ML: I had a number of Chamberlain shows, starting in the 70s. Xavier Fourcade began working with John in the early 80s, and we collaborated on several exhibitions. Xavier was particularly agreeable to me taking the large sculptures, because his NY space could not accommodate them. Fourcade was always a formidable personality to me, but we ended up becoming very friendly and worked well together. At first, we would meet for lunch at the Carlyle, or Mortimer’s, but after several long, chatty lunches we decided if we wanted to get any work done, we would eat at his desk in the gallery. He was a wonderful colleague.

SCR: Fourcade also showed Willem de Kooning, who you also did some great shows with.

ML: I felt it was proper to first develop a relationship, and I initially asked for his cooperation on a de Kooning drawing show I was organizing. It took several trips to NY to select the show and it turned out beautifully.

SCR: What year was that?

ML: The drawing exhibition was in 1986, at Robertson, and the painting show was in 1987, at Hilldale. We also did Dorothea Rockburne through Fourcade.

SCR: What other galleries did you admire or feel a kinship with?

ML: I’ll have to think about that. We had long relationships with so many galleries. Some we worked with because of the artists, and others we respected because of their program. Besides the ones I’ve already mentioned, and in no particular order: Leo Castelli from the mid-70s on, Ileana Sonnabend, Andre Emmerich, Paula Cooper, David McKee, Marian Goodman, Joan Washburn, Ronald Feldman, John Weber, Alexander & Bonin, Pace; Bud Holland and Richard Gray in Chicago, and many others; print publishers Gemini G.E.L. and ULAE — and of course Regen Projects in LA. How about the fabulous LeWitt exhibition we did together in 2001!

SCR: That was a great collaboration: your beautiful gallery housing large, expansive, geometric wall drawings and gouaches, and our 900 square foot gallery on Almont showing a radical, irregular cinder-block wall that blocked the entire space. We opened just before 9/11. You were so generous to do that with me at the time.
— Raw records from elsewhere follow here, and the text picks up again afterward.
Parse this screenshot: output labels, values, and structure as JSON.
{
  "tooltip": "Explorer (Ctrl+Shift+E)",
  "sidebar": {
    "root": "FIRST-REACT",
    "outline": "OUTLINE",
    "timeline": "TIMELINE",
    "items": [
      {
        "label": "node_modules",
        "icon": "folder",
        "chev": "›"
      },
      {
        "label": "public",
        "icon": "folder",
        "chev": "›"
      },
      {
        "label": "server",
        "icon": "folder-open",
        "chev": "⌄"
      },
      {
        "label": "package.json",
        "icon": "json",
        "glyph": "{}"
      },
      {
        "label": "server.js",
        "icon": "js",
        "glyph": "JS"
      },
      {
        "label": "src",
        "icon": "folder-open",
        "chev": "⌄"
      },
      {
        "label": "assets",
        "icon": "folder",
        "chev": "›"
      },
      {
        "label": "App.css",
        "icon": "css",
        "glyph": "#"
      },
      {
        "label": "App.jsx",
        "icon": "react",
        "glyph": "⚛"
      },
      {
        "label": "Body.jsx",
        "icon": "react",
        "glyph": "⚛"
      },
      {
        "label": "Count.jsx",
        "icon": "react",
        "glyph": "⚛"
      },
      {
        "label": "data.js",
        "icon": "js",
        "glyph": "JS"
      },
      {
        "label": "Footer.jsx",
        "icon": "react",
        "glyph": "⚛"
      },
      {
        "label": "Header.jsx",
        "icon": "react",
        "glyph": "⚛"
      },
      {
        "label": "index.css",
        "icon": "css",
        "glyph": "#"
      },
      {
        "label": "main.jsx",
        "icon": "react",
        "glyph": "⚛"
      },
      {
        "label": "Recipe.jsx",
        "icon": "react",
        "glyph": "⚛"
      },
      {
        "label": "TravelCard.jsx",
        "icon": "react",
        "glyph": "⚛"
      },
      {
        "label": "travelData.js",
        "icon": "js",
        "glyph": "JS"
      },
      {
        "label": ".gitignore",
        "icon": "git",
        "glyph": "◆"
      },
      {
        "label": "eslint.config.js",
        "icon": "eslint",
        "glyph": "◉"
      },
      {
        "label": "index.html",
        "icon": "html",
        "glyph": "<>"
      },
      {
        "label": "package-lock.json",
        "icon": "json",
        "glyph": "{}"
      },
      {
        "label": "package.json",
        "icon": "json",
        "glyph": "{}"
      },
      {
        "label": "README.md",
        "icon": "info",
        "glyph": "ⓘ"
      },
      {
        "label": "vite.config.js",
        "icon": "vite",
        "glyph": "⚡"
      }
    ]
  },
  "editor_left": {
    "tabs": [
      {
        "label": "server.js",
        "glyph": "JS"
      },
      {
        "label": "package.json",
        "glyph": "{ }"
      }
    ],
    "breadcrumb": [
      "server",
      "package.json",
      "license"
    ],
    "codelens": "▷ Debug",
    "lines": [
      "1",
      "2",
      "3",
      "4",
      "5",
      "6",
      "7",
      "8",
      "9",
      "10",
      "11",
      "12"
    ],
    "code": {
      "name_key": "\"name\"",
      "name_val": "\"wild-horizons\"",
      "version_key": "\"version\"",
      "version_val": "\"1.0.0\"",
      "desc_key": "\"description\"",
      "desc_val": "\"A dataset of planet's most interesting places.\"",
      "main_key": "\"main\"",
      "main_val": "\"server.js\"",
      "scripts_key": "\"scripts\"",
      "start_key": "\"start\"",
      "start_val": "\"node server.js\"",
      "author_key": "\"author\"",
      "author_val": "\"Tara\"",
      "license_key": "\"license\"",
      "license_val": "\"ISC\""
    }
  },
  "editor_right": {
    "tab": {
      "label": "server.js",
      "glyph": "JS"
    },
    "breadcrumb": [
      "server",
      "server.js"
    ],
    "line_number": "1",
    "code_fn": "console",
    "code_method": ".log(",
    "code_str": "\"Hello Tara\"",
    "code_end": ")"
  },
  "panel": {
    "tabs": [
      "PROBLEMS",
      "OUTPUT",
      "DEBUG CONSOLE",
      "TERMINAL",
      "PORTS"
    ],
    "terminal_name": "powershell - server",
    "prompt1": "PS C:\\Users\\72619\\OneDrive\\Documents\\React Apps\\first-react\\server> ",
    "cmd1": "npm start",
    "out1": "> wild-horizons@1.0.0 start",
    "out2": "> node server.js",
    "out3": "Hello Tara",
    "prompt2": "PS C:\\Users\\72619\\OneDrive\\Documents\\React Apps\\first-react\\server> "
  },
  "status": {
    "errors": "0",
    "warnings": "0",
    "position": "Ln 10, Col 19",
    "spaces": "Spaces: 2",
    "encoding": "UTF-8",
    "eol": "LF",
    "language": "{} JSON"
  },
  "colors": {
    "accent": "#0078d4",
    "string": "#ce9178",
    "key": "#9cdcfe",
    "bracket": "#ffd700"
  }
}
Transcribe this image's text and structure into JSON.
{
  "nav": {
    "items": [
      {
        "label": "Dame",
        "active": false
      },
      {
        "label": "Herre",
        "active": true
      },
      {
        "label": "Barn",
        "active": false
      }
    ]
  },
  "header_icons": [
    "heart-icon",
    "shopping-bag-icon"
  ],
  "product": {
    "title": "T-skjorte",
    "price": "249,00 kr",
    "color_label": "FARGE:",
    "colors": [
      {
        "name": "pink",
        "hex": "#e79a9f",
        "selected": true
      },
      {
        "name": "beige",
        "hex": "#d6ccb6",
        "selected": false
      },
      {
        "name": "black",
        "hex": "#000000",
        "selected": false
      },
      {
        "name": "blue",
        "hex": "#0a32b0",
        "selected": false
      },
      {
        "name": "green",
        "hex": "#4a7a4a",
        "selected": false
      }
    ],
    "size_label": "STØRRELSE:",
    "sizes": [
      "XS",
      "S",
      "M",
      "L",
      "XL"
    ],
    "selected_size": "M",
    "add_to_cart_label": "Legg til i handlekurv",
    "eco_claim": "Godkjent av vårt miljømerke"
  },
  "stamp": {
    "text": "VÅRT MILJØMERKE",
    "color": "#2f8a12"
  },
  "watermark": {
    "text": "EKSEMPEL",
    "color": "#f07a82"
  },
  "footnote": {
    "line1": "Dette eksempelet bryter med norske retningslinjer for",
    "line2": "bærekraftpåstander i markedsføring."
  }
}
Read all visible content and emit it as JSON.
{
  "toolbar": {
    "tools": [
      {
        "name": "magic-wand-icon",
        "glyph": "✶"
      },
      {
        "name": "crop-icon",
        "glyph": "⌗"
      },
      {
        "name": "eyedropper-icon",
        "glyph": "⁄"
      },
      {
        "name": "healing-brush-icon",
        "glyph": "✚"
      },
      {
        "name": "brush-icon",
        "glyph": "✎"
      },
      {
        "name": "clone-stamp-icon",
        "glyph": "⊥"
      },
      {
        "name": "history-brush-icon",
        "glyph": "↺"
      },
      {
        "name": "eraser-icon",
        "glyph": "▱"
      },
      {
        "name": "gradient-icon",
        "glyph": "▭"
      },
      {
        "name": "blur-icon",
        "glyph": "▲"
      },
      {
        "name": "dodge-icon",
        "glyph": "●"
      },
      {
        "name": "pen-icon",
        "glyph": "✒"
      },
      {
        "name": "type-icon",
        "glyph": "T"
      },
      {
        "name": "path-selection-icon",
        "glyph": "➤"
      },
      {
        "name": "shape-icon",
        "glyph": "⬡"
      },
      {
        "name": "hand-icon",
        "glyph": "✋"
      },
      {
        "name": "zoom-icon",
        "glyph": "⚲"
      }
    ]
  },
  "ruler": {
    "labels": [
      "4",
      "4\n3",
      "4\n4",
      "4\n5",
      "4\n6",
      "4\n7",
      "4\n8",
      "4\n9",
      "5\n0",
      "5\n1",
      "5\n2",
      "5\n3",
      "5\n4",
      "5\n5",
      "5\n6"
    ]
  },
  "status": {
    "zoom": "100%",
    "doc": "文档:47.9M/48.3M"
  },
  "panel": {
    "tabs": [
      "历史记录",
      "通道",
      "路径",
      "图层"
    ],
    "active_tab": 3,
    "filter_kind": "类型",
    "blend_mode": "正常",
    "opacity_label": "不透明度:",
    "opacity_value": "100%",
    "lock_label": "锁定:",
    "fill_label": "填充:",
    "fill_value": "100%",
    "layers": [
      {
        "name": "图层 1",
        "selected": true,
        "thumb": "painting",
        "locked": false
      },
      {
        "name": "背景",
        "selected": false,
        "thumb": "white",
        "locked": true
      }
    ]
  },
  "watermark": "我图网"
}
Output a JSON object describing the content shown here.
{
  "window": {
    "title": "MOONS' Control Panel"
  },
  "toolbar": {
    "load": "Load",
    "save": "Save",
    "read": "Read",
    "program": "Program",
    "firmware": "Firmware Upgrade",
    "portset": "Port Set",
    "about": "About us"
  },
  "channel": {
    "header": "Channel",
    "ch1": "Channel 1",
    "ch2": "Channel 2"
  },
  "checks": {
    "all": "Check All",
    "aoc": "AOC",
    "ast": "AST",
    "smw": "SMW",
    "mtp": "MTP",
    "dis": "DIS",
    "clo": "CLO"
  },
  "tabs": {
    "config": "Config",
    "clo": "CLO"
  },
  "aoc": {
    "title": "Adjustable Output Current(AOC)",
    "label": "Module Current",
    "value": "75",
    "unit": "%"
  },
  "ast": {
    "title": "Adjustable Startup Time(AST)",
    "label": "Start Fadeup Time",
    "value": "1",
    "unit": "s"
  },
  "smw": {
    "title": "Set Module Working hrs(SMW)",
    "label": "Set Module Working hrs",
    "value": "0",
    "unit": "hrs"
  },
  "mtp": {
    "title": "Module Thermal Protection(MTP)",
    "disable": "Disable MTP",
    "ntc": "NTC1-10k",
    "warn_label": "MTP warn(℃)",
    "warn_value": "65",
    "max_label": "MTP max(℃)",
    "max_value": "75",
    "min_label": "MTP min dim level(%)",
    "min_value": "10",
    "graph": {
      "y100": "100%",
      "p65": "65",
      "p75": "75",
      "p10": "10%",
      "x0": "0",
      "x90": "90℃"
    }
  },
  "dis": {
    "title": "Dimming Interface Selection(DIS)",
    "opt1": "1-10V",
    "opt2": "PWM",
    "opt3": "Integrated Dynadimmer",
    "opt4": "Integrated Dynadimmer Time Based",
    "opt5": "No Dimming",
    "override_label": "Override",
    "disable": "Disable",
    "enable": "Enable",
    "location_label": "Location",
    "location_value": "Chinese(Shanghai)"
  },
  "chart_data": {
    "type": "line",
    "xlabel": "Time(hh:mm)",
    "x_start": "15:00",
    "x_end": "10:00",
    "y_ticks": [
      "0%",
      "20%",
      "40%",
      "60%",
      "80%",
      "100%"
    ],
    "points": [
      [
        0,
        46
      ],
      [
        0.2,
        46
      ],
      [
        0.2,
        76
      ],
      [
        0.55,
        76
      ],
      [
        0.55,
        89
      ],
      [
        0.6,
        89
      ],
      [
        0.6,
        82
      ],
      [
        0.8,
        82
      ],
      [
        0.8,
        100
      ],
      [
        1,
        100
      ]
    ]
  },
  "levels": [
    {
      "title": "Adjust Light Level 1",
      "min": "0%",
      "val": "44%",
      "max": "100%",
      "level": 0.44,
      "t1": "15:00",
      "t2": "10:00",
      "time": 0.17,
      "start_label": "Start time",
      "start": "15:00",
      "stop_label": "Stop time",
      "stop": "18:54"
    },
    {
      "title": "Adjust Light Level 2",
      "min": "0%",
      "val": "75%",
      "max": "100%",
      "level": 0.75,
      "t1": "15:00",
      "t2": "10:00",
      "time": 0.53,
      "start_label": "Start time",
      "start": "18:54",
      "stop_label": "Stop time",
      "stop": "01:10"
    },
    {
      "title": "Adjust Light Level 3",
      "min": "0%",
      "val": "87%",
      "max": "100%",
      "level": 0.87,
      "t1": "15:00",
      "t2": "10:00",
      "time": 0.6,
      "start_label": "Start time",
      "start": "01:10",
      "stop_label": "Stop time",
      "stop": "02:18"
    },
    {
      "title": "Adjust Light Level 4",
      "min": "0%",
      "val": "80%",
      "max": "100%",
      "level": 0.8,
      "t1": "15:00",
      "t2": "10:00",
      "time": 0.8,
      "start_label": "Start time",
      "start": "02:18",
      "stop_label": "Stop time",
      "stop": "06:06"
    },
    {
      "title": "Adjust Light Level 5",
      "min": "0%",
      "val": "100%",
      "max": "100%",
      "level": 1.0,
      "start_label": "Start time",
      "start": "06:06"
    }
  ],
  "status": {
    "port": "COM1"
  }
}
Locally there were so many galleries here, it’s very hard to piece together an idea of Los Angeles because it is a city that never wrote its own history. I know PST tried to do that and that was fantastic, but there’s a lot of forgotten history.

ML: It’s always been very fluid. Galleries open/close/move constantly, creating a shifting landscape. Canon Drive, La Cienega Boulevard, West Hollywood, Colorado Boulevard in Santa Monica, Downtown when MOCA opened and again now, Wilshire Boulevard, Bergamot Station, Culver City, Hollywood….

Part 2 of this conversation will be released October 8, 2020.

Images courtesy Margo Leavin Archive, Getty Research Institute, Los Angeles.